Its global footprint includes Canada, the United States, Spain, Germany, Italy, Brunei, Indonesia, Malaysia, Singapore, Thailand and Australia.
There are plans to expand its presence in the US both online and through bricks-and-mortar retailers.
The company is also moving into Britain and North Asia.
In line with its North Asia push, Skin Inc received a strategic investment from Korean entertainment conglomerates Spackman Entertainment Group and Spackman Media Group in March.
South Korean actress Son Ye Jin, who is managed by Spackman Media Group, is now the face of Skin Inc - its first ever "brand evangelist".
Even as it takes on the world, Skin Inc is also integrating big data into its growth strategy.

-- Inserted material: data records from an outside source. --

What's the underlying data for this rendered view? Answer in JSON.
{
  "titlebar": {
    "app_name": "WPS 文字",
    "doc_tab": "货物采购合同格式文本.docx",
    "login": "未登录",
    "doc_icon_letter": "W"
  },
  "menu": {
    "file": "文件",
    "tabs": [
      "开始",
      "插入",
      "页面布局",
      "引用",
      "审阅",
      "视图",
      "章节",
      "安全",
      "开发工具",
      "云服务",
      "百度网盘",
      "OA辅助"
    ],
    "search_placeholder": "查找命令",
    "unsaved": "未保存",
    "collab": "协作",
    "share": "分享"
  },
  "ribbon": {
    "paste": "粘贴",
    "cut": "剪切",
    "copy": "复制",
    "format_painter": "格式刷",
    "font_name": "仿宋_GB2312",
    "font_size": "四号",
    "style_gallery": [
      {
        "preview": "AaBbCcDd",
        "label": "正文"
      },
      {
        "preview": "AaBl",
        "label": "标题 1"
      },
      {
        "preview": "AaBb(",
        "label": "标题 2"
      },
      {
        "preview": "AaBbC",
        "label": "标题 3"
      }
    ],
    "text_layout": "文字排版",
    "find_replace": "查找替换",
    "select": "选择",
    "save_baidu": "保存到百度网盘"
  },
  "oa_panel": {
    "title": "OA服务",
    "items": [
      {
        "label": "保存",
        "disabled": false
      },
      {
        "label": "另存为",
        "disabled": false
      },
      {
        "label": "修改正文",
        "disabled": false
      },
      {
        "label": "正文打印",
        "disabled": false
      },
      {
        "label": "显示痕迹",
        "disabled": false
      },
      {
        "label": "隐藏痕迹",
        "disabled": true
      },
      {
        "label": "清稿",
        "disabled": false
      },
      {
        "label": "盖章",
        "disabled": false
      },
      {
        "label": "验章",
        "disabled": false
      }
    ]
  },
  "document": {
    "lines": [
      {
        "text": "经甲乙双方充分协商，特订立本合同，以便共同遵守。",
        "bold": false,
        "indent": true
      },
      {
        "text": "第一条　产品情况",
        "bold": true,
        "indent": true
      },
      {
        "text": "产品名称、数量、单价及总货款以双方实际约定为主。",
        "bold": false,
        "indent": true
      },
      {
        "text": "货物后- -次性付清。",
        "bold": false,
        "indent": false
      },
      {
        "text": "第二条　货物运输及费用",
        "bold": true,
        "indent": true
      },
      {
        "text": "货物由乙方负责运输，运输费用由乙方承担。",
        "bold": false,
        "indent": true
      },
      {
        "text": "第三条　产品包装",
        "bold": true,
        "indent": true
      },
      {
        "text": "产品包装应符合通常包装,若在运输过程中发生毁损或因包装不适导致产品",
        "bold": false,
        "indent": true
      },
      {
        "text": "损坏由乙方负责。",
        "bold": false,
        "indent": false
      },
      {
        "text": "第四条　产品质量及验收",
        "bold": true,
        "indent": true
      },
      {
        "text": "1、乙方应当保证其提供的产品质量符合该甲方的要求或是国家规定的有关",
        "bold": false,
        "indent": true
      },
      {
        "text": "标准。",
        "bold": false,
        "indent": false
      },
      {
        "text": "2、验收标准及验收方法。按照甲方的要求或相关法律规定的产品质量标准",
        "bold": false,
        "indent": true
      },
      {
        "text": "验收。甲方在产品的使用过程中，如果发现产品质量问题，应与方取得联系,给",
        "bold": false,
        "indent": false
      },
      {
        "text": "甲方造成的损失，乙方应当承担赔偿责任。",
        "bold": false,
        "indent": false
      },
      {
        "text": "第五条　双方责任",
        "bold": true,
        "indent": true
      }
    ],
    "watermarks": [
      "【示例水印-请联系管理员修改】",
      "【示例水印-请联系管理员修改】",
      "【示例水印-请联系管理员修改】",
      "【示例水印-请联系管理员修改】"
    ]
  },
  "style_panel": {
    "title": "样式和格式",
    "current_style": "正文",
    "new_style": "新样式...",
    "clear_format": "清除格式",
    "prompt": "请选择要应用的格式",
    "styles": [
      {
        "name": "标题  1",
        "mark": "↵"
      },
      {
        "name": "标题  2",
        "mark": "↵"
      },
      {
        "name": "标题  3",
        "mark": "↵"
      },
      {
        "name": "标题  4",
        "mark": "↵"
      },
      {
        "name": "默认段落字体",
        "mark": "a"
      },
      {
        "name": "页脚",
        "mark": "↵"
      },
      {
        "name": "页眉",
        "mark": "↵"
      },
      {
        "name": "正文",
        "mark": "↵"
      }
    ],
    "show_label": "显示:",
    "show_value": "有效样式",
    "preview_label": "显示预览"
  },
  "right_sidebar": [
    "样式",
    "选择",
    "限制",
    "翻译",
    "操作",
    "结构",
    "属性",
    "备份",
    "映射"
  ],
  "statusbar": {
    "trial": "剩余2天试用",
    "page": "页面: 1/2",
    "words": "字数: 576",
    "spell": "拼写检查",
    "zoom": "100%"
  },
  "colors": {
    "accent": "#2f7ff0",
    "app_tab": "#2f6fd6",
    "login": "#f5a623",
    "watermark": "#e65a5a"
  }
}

The company is tapping its database of customer "skin check" questionnaires to come up with new products.
More than one million people have completed these online skin checks.
"We found out that half of our customers are millennials and their skin needs are different," Ms Tan says of the data collected from the skin checks.
"They break out more often and those aged below 28 might not be worried about ageing but have other concerns, like sensitive skin."
In response, Skin Inc launched the Optimizer Voyage Blue Light.
The device is a pared-down version of the brand's Optimizer Voyage Tri-Light introduced in 2015 - a handheld wireless device that uses coloured light-emitting diode (LED) chromotherapy to treat problems such as acne, redness and dullness.
The original device has three light settings, while the Optimizer Voyage Blue Light comes with just one and is targeted at sensitive, blemish-prone skin.
"We designed one with a single light and at a cheaper price (targeted at millennials) so customers in that age group can afford it," says Ms Tan. "We want our products to be relevant to you and to impact your life. The data is crowdsourced and we then bring that voice back to the lab."